Russia published its first Sanskrit text in 1787 – Novikov translated from English Charles Wilkins’s edition of Bhagavad-Gita. In 1810 an Asian Academy was established in St. Petersburg with a Sanskrit department. Famous Indologists of the 19th century were Vasilyev and Minaev.
In 1718 in America, a former governor of British East India, Elihu Yale, had funded Yale University and the former Indian studies begun in 1841. In 1836 at Harvard University the cream of America’s literary world – Ralph Waldo Emerson, Henry David Thoreau, Walt Whitman formed the Transcendental Club of America. In 1842 the American Oriental Society was founded contributing to interest in Vedic knowledge.
Emerson wrote about Gita: “ I owed a magnificent day to the Bhagavad-Gita. It was the first of books; it was as if an empire spake to us, nothing small or unworthy, but large serene, consistent, the voice of an old intelligence….”
Thoreau stated: “What extracts from the Vedas I have read fall on me like the light of a higher and purer luminary….. In the morning I bathe my intellect in the stupendous and cosmogonal philosophy of the Bhagavad-Gita. The reader is nowhere raised into and sustained in a bigger, purer or rarer region of thought than in the Bhagavad-Gita.” He boldly declared: “ The religion and philosophy of the Hebrews are those of a wilder and ruder tribe, wanting the civility and intellectual refinements and subtlety of Vedic culture.”

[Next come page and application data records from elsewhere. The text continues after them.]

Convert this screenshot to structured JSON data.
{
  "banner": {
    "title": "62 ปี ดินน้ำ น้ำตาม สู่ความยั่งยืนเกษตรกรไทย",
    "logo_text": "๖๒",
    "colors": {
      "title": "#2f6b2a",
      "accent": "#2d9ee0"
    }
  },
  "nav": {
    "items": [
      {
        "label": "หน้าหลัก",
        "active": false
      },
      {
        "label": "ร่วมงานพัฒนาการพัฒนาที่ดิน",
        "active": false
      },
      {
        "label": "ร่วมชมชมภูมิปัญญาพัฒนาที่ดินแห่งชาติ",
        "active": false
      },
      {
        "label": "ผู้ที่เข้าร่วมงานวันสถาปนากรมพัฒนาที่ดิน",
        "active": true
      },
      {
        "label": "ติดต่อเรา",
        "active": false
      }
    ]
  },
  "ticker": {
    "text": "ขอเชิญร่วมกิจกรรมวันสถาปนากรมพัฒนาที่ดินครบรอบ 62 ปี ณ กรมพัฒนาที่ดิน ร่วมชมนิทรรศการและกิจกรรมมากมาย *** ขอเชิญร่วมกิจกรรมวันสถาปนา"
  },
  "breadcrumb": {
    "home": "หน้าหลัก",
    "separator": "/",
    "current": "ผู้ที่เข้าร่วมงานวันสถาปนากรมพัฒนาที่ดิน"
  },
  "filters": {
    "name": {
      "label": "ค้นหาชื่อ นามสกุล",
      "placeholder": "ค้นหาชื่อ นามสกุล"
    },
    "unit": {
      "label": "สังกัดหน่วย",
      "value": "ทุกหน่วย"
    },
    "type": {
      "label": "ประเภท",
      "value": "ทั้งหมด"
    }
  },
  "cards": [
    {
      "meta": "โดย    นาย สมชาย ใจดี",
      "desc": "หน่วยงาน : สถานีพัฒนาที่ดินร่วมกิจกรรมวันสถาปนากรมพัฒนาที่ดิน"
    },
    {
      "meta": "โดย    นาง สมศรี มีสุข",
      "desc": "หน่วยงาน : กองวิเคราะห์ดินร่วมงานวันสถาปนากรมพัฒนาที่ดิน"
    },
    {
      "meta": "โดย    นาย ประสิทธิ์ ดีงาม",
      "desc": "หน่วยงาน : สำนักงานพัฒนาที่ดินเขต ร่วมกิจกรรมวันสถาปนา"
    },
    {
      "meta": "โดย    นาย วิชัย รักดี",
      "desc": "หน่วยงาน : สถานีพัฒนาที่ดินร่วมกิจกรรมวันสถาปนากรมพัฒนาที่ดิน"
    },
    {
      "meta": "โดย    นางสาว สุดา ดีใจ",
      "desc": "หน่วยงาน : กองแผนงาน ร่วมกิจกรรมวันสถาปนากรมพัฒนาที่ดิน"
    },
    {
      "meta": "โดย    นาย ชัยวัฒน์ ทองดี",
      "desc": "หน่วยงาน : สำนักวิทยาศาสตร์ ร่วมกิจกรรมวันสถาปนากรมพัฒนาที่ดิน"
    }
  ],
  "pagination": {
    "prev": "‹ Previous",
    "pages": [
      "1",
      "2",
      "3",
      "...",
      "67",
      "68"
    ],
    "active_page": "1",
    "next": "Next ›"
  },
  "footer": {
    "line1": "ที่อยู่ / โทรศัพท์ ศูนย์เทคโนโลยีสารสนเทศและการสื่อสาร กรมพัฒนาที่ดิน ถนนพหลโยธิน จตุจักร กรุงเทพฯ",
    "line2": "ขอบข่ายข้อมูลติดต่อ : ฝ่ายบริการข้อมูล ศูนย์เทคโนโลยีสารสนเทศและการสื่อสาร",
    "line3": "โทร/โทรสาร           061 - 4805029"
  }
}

Other American intellectuals influenced by the Vedas were T.S. Eliot, Paul Elmer and Irvin Babbitt. They had all studied at Harvard under renowned Sanskritist Charles Lanman, who taught for almost forty years and published many books on the Vedas.